My best friend knows me about as well as I know myself, and he is the one person in the world that I have told everything to. Part of the beauty of our friendship is that I don’t feel that I have to tell him everything but I know that I can and want to tell him everything.
He is my confidante, advisor, soulmate, comedian, and one hell of a listener.
Recently, I asked him to just listen, to offer no advice or opinions because even though I respect and value whatever he has to say, and I know it always comes out of love and care for me, and I know he is always right (dang nabbit)… At that moment, I just needed someone to hear how I was feeling. I needed empathy, not pragmatics.
And I am tired of people telling me how to feel.
Do you know how hard it is to shut your mouth and just listen? Humans have a natural instinct to try to fix things, even if it isn’t their own thing to fix. Vulnerability makes so many people uncomfortable that when they see someone else opening up their bag of emotions, they instinctively reach to clasp it shut.
No one wants to pick up the pieces of brokenness, so humans work to make things right and whole again. We hurt to see others hurting, but we’re also scared shitless of it. I know. I’ve been there.
My best friend listened to me, my big mouth, and my bigger heart for an hour. He didn’t set the phone down away from him; I could hear him breathing. He said about two sentences, neither of which was advice. One was a short but welcome opinion. The other was a deep sigh followed with two of the most common words in the English language, a phrase that we dole out like chocolate in a candy store, words that are simultaneously overused and underused because often times we’re too self-righteous, egotistical, or bull-headed to use them.
He told me, “I’m sorry.”
He wasn’t pitying me and he wasn’t trying to fix me. He wasn’t telling me that I would be okay, that it would get better–things I already knew to be true. He was just feeling my feelings, embracing my vulnerability. That simple act, listening and empathizing, acknowledged the courage it took for me to slice open my chest and lay my beating heart on the table.
Sometimes, when I bare myself in this way, the flutter of ensuing commentary is like a meat pounder, and my heart is its victim. Sometimes, those remarks are what I need to hear. Usually, they’re what I should hear.
But sometimes, I already feel so hurt and alone that bringing out the meat pounder only grinds me to a pulp. Words are so very powerful. Sometimes, too many of them can be so overbearing that their target looms smaller.
While speech has a time and place and always a freedom and right, sometimes listening is the greatest act of love we can offer someone who is in pain.

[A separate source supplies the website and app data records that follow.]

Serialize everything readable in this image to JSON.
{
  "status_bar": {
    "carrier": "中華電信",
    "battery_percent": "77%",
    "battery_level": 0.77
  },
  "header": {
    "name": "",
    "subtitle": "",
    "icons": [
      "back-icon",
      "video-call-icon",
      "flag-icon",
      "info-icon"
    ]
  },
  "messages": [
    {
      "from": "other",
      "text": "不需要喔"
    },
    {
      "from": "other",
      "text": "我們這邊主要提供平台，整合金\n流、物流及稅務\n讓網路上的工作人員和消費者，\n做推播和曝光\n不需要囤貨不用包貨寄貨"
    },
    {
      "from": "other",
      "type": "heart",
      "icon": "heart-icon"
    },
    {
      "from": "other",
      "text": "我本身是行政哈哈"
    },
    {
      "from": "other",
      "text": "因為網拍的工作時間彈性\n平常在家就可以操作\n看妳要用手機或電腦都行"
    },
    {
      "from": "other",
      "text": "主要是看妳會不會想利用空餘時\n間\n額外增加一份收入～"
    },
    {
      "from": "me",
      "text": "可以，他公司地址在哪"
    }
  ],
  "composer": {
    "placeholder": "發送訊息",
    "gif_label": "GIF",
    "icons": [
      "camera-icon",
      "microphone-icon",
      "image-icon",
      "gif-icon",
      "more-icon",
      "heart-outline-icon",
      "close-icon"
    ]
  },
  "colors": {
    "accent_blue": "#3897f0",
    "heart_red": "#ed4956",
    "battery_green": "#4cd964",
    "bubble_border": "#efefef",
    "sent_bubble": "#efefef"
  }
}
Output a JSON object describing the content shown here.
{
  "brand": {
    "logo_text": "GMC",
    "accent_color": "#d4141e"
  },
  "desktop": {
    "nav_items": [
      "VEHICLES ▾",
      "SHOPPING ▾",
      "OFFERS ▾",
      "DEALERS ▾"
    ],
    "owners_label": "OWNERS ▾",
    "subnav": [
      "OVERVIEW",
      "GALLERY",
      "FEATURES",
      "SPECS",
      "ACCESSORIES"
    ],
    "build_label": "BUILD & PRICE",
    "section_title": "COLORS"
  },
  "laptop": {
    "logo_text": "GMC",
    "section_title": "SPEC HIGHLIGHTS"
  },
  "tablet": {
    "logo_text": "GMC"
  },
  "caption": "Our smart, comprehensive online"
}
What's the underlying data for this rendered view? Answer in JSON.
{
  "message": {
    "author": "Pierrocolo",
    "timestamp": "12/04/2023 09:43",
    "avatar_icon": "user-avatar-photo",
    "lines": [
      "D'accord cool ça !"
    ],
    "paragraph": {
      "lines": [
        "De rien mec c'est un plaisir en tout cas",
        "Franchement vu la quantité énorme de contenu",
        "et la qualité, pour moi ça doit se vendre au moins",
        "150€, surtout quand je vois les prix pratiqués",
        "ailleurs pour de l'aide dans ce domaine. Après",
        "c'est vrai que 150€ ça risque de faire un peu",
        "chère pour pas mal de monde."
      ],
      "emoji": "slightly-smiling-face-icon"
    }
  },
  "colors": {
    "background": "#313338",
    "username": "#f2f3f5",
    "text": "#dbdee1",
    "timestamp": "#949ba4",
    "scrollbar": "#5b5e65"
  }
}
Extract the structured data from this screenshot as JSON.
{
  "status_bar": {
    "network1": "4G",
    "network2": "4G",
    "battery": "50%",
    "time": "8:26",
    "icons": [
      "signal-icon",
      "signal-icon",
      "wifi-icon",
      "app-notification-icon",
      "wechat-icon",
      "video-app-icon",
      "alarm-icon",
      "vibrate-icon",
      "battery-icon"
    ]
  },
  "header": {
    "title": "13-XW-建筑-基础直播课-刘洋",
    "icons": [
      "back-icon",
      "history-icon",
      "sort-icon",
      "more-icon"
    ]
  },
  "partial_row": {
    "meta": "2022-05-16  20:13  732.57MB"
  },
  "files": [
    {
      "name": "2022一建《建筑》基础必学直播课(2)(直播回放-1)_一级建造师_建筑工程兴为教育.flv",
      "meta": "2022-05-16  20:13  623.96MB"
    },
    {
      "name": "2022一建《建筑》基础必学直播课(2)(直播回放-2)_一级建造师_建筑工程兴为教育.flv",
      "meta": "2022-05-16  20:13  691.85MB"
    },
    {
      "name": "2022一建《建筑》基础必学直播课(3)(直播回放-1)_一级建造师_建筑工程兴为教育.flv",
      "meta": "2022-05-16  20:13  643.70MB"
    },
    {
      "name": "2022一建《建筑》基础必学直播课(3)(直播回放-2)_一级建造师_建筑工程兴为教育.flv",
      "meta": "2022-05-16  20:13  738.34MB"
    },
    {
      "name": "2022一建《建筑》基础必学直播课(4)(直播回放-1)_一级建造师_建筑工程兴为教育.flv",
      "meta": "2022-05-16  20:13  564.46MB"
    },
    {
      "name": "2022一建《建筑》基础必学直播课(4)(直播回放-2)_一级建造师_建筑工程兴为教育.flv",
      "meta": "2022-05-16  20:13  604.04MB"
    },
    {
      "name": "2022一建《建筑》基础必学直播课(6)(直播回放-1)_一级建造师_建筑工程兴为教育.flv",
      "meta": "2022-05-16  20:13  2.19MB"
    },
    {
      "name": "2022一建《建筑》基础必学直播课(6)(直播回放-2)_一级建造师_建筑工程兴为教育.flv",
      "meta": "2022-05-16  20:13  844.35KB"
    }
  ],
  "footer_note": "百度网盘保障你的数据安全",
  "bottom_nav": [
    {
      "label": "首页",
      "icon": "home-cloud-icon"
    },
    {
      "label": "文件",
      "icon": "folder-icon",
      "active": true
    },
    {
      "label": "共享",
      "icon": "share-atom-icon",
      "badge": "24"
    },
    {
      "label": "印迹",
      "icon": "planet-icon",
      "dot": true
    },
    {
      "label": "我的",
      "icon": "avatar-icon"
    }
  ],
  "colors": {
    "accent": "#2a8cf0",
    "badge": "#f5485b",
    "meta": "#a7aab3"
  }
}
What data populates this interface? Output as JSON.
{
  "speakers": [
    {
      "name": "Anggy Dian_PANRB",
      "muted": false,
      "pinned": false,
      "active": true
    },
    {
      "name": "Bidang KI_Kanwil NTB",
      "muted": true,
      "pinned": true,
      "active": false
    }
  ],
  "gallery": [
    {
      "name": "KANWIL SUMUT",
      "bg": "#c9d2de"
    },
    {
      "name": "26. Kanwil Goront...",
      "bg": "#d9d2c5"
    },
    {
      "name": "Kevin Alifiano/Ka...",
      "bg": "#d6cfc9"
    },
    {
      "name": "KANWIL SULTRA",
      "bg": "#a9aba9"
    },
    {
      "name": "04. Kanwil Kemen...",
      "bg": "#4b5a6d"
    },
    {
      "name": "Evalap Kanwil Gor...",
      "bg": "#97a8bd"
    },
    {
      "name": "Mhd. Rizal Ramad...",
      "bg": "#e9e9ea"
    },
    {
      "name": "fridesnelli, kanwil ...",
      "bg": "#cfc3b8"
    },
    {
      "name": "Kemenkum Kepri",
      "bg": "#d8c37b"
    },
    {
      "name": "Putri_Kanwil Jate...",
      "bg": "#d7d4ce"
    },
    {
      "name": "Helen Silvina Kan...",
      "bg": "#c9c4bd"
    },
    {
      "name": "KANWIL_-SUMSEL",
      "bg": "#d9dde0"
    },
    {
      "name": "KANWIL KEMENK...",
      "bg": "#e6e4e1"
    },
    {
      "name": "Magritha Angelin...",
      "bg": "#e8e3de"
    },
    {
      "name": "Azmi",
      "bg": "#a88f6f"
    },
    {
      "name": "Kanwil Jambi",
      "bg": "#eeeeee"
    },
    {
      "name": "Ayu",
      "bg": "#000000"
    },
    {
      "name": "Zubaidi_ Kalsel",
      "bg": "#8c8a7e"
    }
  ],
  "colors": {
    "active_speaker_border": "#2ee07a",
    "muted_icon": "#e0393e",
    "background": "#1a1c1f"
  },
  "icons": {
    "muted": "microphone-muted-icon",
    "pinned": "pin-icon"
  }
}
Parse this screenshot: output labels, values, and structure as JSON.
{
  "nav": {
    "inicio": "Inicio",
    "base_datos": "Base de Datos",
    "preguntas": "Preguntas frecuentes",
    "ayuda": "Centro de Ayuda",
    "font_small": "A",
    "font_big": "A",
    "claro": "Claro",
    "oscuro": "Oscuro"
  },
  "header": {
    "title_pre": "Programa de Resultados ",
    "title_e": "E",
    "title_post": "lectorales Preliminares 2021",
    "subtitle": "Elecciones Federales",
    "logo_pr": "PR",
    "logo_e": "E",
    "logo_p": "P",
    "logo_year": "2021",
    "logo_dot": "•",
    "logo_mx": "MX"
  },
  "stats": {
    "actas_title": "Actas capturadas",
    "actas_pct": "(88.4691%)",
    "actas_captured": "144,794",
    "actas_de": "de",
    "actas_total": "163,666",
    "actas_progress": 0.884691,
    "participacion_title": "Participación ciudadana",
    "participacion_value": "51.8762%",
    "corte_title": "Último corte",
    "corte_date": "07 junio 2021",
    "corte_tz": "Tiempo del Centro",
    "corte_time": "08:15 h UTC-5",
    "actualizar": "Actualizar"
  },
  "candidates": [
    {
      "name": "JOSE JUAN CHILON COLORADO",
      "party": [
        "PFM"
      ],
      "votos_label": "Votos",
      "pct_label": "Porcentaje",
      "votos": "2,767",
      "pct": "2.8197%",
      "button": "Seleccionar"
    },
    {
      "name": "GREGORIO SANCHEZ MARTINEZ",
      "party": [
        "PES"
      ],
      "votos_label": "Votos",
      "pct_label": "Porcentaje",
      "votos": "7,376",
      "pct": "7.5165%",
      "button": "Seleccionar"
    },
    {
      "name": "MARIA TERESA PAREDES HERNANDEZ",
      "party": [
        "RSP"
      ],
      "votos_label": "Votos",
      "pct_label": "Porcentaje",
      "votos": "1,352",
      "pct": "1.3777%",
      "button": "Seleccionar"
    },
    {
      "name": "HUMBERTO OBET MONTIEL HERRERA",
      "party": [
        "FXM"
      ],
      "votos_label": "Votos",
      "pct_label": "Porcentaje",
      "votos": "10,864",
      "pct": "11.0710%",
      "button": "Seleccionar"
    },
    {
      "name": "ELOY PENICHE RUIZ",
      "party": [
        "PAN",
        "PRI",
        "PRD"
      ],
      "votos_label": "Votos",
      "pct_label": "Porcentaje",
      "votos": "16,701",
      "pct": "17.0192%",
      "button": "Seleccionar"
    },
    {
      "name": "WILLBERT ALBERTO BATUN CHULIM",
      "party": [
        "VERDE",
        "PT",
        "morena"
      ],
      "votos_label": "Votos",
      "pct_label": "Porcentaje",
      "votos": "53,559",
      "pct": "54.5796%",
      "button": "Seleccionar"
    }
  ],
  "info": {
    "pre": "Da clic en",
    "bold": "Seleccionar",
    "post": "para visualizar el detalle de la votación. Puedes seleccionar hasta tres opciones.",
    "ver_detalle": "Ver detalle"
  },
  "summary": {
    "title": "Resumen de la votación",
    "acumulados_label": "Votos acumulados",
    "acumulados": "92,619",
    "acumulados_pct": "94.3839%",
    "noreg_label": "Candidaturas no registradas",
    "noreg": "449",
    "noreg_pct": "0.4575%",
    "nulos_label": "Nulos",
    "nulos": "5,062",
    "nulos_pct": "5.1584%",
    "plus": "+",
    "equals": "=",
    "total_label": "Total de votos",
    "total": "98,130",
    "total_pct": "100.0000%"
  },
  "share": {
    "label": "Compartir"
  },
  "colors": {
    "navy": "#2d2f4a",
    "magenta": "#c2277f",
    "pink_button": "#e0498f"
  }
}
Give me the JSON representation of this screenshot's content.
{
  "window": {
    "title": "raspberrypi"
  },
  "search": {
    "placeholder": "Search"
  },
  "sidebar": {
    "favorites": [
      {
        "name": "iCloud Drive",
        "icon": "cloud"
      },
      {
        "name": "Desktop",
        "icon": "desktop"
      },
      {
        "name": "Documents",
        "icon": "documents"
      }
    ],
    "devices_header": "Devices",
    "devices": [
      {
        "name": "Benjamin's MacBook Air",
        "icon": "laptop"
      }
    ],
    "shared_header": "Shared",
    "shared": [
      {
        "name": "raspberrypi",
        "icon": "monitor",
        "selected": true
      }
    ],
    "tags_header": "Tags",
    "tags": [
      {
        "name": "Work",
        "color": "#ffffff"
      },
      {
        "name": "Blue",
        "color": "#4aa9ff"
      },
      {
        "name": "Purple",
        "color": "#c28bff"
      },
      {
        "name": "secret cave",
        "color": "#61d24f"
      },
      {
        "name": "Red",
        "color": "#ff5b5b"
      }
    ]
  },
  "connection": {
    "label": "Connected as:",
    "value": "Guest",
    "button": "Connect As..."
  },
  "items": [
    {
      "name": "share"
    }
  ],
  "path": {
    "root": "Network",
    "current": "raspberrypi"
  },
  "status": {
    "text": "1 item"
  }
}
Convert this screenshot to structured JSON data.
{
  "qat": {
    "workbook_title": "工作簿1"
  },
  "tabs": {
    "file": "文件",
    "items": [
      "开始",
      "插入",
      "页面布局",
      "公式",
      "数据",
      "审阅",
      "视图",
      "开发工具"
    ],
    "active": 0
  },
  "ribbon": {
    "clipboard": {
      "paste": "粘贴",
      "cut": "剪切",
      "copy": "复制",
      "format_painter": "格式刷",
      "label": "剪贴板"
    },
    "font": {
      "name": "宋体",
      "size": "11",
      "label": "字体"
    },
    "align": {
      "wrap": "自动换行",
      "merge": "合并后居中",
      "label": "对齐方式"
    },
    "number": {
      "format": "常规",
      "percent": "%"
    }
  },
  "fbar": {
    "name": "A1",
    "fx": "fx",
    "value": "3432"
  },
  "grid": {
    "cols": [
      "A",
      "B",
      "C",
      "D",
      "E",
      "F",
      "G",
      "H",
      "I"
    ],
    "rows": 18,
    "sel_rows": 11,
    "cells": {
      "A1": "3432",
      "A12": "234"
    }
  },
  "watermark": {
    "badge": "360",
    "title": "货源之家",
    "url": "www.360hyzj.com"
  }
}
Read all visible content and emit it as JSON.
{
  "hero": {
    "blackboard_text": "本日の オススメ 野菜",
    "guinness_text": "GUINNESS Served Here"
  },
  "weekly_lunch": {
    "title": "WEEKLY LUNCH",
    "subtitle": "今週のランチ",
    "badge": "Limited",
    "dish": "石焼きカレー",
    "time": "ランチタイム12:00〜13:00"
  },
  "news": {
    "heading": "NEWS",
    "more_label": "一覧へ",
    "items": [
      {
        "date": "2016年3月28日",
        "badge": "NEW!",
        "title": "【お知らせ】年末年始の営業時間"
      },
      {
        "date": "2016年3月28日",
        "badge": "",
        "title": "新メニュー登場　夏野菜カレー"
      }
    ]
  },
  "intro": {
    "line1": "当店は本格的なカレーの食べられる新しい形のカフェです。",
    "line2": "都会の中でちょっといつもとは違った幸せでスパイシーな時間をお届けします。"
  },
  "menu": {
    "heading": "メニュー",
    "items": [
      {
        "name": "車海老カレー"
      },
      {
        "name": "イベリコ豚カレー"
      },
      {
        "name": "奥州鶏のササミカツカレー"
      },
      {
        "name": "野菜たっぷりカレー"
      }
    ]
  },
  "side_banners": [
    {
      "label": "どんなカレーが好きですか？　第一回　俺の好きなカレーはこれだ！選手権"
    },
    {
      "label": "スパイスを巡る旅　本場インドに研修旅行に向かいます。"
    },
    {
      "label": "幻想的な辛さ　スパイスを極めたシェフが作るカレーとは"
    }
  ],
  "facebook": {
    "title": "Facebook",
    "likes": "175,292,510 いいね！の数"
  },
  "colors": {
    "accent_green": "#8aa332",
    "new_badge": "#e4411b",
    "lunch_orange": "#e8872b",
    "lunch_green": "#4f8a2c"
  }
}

I asked my friend if he was dying to give me advice. He told me no. He said one day, when I’m ready, I’ll hear it. But that wasn’t today. Today he was just sorry.